The subject matter is the three-member panels, called Boards of Rights, that determine whether
Since voters adopted landmark reforms 25 years ago — following the videotaped LAPD beating of Rodney King and the resulting Christopher Commission hearings and recommendations — those panels have consisted of two LAPD command staff of the rank of captain or above, and one civilian picked from a pool assembled by the Police Commission's executive director.
The Los Angeles Police Protective League, the police officers' union, once strongly resisted civilian participation. What do outsiders know of the dangers that officers face in the field? But the union quickly discovered that civilians ruled in favor of accused officers more often than did their captains and commanders, and now it wants officers to be able to choose between traditional boards and all-civilian boards. In fact, last year, it sued the city in an effort to win that change.
With the suit (and elections for half the City Council) pending, the council voted to put Charter Amendment C on the ballot. In a laughably upside-down approach, Council President Herb Wesson promised a series of hearings on police discipline — after the measure passed.
That's a little like taking your algebra finals and then studying for them afterward. It's a lot like — in fact, it is exactly like — amending the Constitution, and then asking whether it needed to be changed in the first place, and if so, how.

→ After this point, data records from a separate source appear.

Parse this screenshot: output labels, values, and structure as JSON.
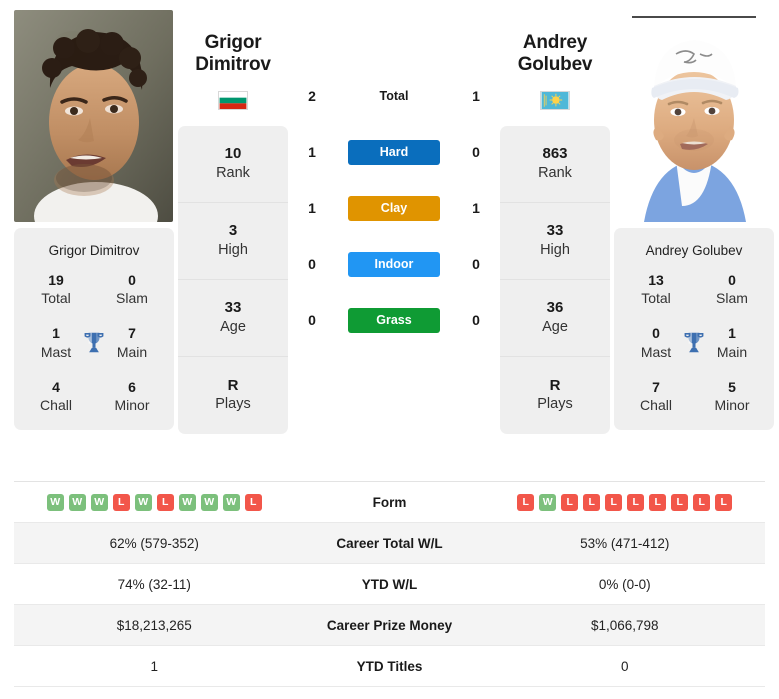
{
  "players": {
    "left": {
      "first_name": "Grigor",
      "last_name": "Dimitrov",
      "full_name": "Grigor Dimitrov",
      "country": "Bulgaria",
      "flag_icon": "bulgaria-flag-icon",
      "photo_alt": "Grigor Dimitrov photo",
      "info": [
        {
          "value": "10",
          "label": "Rank"
        },
        {
          "value": "3",
          "label": "High"
        },
        {
          "value": "33",
          "label": "Age"
        },
        {
          "value": "R",
          "label": "Plays"
        }
      ],
      "titles": [
        {
          "value": "19",
          "label": "Total"
        },
        {
          "value": "0",
          "label": "Slam"
        },
        {
          "value": "1",
          "label": "Mast"
        },
        {
          "value": "7",
          "label": "Main"
        },
        {
          "value": "4",
          "label": "Chall"
        },
        {
          "value": "6",
          "label": "Minor"
        }
      ],
      "form": [
        "W",
        "W",
        "W",
        "L",
        "W",
        "L",
        "W",
        "W",
        "W",
        "L"
      ],
      "career_total_wl": "62% (579-352)",
      "ytd_wl": "74% (32-11)",
      "career_prize_money": "$18,213,265",
      "ytd_titles": "1"
    },
    "right": {
      "first_name": "Andrey",
      "last_name": "Golubev",
      "full_name": "Andrey Golubev",
      "country": "Kazakhstan",
      "flag_icon": "kazakhstan-flag-icon",
      "photo_alt": "Andrey Golubev photo",
      "info": [
        {
          "value": "863",
          "label": "Rank"
        },
        {
          "value": "33",
          "label": "High"
        },
        {
          "value": "36",
          "label": "Age"
        },
        {
          "value": "R",
          "label": "Plays"
        }
      ],
      "titles": [
        {
          "value": "13",
          "label": "Total"
        },
        {
          "value": "0",
          "label": "Slam"
        },
        {
          "value": "0",
          "label": "Mast"
        },
        {
          "value": "1",
          "label": "Main"
        },
        {
          "value": "7",
          "label": "Chall"
        },
        {
          "value": "5",
          "label": "Minor"
        }
      ],
      "form": [
        "L",
        "W",
        "L",
        "L",
        "L",
        "L",
        "L",
        "L",
        "L",
        "L"
      ],
      "career_total_wl": "53% (471-412)",
      "ytd_wl": "0% (0-0)",
      "career_prize_money": "$1,066,798",
      "ytd_titles": "0"
    }
  },
  "head_to_head": [
    {
      "label": "Total",
      "left": "2",
      "right": "1",
      "color": "transparent",
      "is_total": true
    },
    {
      "label": "Hard",
      "left": "1",
      "right": "0",
      "color": "#0a6ebd",
      "is_total": false
    },
    {
      "label": "Clay",
      "left": "1",
      "right": "1",
      "color": "#e09400",
      "is_total": false
    },
    {
      "label": "Indoor",
      "left": "0",
      "right": "0",
      "color": "#2196f3",
      "is_total": false
    },
    {
      "label": "Grass",
      "left": "0",
      "right": "0",
      "color": "#0f9b34",
      "is_total": false
    }
  ],
  "stats_rows": [
    {
      "label": "Form",
      "left": "",
      "right": "",
      "type": "form"
    },
    {
      "label": "Career Total W/L",
      "left": "62% (579-352)",
      "right": "53% (471-412)",
      "type": "text"
    },
    {
      "label": "YTD W/L",
      "left": "74% (32-11)",
      "right": "0% (0-0)",
      "type": "text"
    },
    {
      "label": "Career Prize Money",
      "left": "$18,213,265",
      "right": "$1,066,798",
      "type": "text"
    },
    {
      "label": "YTD Titles",
      "left": "1",
      "right": "0",
      "type": "text"
    }
  ],
  "icons": {
    "trophy": "trophy-icon"
  },
  "colors": {
    "hard": "#0a6ebd",
    "clay": "#e09400",
    "indoor": "#2196f3",
    "grass": "#0f9b34",
    "win": "#7cc07c",
    "loss": "#f2564a",
    "trophy": "#3d6fb0",
    "card_bg": "#efefef",
    "row_alt_bg": "#f4f4f4"
  }
}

In fact, there is precious little evidence that there is anything wrong with the current discipline process, other than that officers and their union don't like it. The union argues that the chief might pressure his captains and commanders to be tougher on officers he has accused of misconduct, but voters should require actual findings that those commanders suffered retaliation before being asked to overhaul the discipline system.
The charter amendment would leave the selection of civilians — who is eligible, how the pool is chosen — to the City Council. Will the pool be stocked with retired police officers? We don't know. Will it be filled by police reformers or critics from Black Lives Matter? We don't know — although the police union seems confident that the council will craft the selection process to its satisfaction.
That's why, despite assertions in campaign brochures that Charter Amendment C would create a "civilian review board," implying that it would operate like those in other cities and which reform advocates here have long sought, it would do no such thing. That's why most reform advocates strongly oppose the measure. They see it for what it is: a sleight of hand that gives the appearance of civilian oversight while actually giving the union just what it wants.
But the sneakiest part of the measure is the May 16 ballot itself. There are runoffs in two council districts and two school board districts, but otherwise Charter Amendment C is the only thing on the ballot, so few voters — other than those rallied by the Police Protective League and city politicians that crave the union's support — are expected to bother. Voters can, and should, resist that cynical tactic and the ill-considered change in police discipline by voting "No."